Your forage feed options this summer – Bettagraze and SSS
Date: 16 October 2015
This summer Pioneer is offering two cost-effective options for fast-growing high-yield cattle or sheep feed.
The already-proven hybrid, Pioneer® brand Bettagraze, is a cross between forage sorghum and sudan grass. In two different trials, it significantly out-performed competitor products by 11 - 29% in drymatter yield.
In addition, Pioneer® brand products is introducing the new forage sudan x sudan grass hybrid Pioneer® brand Super-Sweet Sudan (SSS), which is available in New Zealand for the first time in very limited quantities.
Bettagraze is a superb option especially for dairy farms in warmer districts. This hybrid delivers many desirable characteristics from both its parent plants, including high sugar content, disease-free leaves, excellent regrowth potential and high total yield. It can be grazed or harvested (at 80 - 100 cm in height) in as little as 35 to 45 days after planting, with further cuts or grazings taken every six to eight weeks throughout the summer. It also has delayed heading which makes it very suitable for silage or hay production.
SSS also has many beneficial traits including high tillerage (shoot generation) and fine stems. It is also highly palatable at all stages of its growth which makes it suitable not only for cattle but for sheep as well.

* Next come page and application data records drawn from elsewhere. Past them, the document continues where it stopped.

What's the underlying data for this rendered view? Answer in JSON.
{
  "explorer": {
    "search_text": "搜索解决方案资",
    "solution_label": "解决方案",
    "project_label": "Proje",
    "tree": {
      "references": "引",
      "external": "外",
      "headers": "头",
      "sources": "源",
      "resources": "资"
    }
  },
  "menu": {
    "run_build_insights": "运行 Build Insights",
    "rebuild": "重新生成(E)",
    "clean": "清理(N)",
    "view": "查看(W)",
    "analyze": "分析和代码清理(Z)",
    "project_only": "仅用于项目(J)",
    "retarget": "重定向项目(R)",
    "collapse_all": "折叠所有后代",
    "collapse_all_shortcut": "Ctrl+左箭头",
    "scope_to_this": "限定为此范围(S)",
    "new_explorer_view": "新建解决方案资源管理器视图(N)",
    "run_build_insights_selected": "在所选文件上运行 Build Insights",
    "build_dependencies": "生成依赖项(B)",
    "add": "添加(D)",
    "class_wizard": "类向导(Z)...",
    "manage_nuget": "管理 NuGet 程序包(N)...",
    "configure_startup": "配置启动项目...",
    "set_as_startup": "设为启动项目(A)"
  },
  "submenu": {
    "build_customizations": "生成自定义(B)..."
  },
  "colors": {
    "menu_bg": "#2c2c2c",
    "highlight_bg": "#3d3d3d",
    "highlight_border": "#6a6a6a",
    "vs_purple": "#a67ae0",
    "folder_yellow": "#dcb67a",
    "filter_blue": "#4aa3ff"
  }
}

The demonstrated benefits of these summer hybrids include:
- Late establishment. Crops are generally established in late November to early December.

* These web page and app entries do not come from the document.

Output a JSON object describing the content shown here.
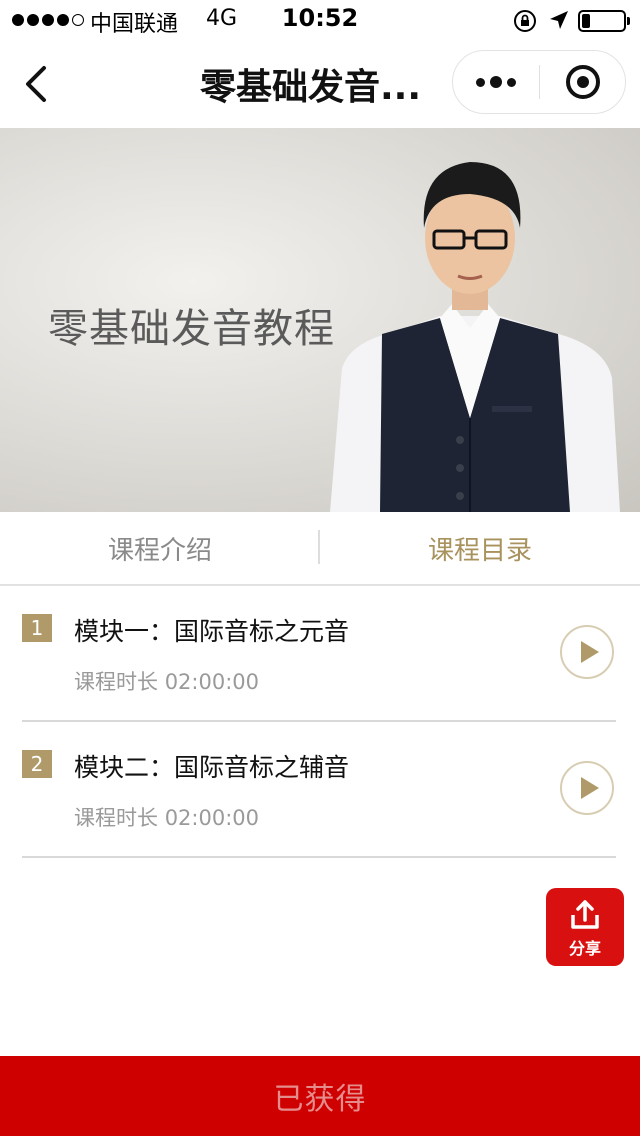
{
  "status_bar": {
    "carrier": "中国联通",
    "network": "4G",
    "time": "10:52",
    "signal_bars_filled": 4,
    "signal_bars_total": 5,
    "icons": [
      "orientation-lock-icon",
      "location-arrow-icon",
      "battery-icon"
    ],
    "battery_level": 0.15
  },
  "nav": {
    "title": "零基础发音...",
    "back_icon": "chevron-left-icon",
    "more_icon": "more-dots-icon",
    "close_icon": "target-close-icon"
  },
  "banner": {
    "title": "零基础发音教程"
  },
  "tabs": [
    {
      "label": "课程介绍",
      "active": false
    },
    {
      "label": "课程目录",
      "active": true
    }
  ],
  "modules": [
    {
      "index": "1",
      "title": "模块一：国际音标之元音",
      "duration_label": "课程时长",
      "duration": "02:00:00"
    },
    {
      "index": "2",
      "title": "模块二：国际音标之辅音",
      "duration_label": "课程时长",
      "duration": "02:00:00"
    }
  ],
  "share": {
    "label": "分享",
    "icon": "share-upload-icon"
  },
  "bottom_button": {
    "label": "已获得"
  },
  "colors": {
    "accent_gold": "#b09a6a",
    "primary_red": "#cf0000",
    "share_red": "#d81010"
  }
}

- Drought tolerance. Forage sorghum and sudan grass hybrids have excellent water use efficiency. Bettagraze is a larger seed which can be drilled into the soil moisture zone, allowing good establishment and growth even when the soil surface is dry.

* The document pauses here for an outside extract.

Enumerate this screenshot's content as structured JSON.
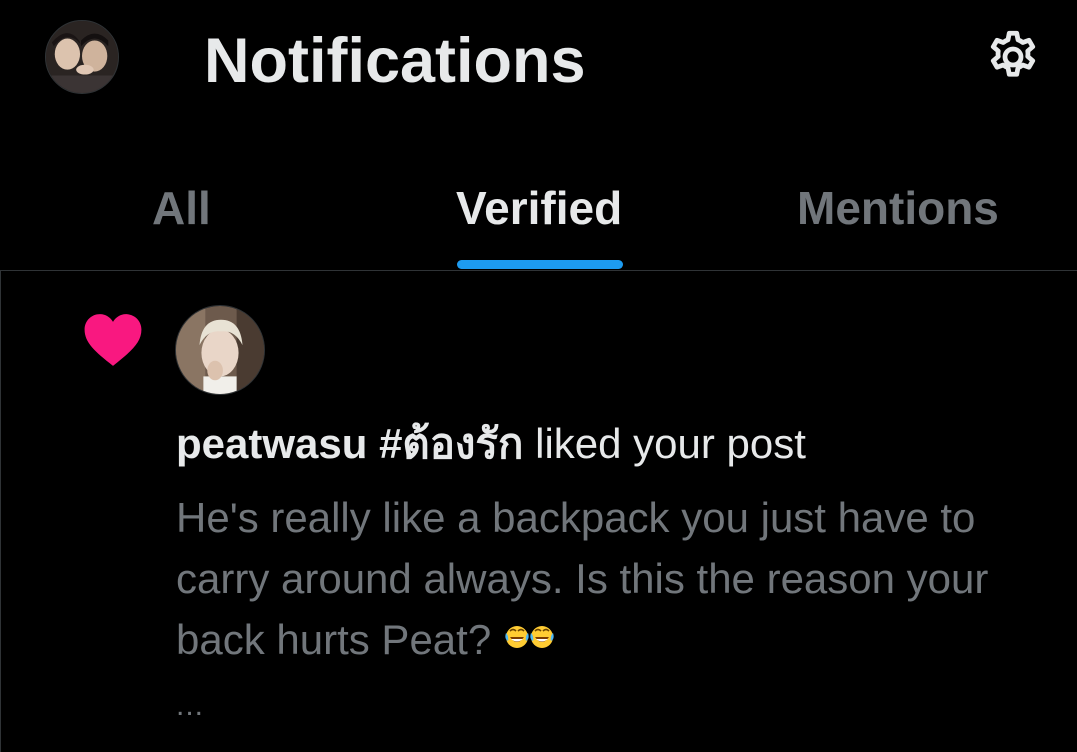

- Good regrowth potential. In a warm season, the grower can expect to cut or graze a paddock three or four times.
- Versatility. Some summer crops can be grazed only when they are mature. However, both these hybrids can be grazed whenever required or harvested throughout the season for silage or hay.
The most important step in growing summer feed for stock is the planning and preparation. Firstly, identify the areas of your farm best suited for summer feed. Paddocks with good moisture-holding capacity, a pH between 5.5 and 7.0 and a medium to high fertility (phosphate over 20 ppm) is best.
The next step is to choose a proven hybrid. Pioneer® brand Bettagraze is a late-flowering hybrid with a high sugar content, fine stems and a high leaf to stem ratio. Under New Zealand growing conditions, Bettagraze out-yields Pacific Sprint and HSR Revolution.
The pasture should be sprayed-out with glyphosate and then grazed hard three to five days later. While some growers have had success with direct-drilling, cultivation prior to planting is the preferred establishment method for these crops. Cultivating warms up the soil allowing the crop to establish faster and out-compete weeds.
Plant these hybrids once the 5 cm soil temperature has reached 17oC and is rising (usually late November or early December). Bettagraze should be drilled into a fine, moist seedbed at 25 - 45 kg/ha to a depth of 3 – 5 cm. The ideal planting depth for SSS is 2.5 – 3.5 cm and the planting rate is 15 - 25 kg/ha. Crops planted at higher rates will have thinner stems and a higher yield potential. For good seed to soil contact, roll the paddock after planting.
When the crop is 80 -100 cm in height it can be harvested or grazed. For maximum re-growth potential, aim to leave a grazing residual of 15 cm. Back-fencing is essential to minimise plant damage and decrease the risk of crop toxicity.
The crop can also be cut using a mower-conditioner and wilted in the paddock for a maximum of 48 hours before it’s made into hay or silage.
All forage sorghum and sudan grass hybrids have the potential to accumulate nitrate and prussic acid when drought-stressed or frost-affected. If either of these has occurred then levels for those compounds should be checked. Crops should always be sprayed out before the onset of autumn frosts.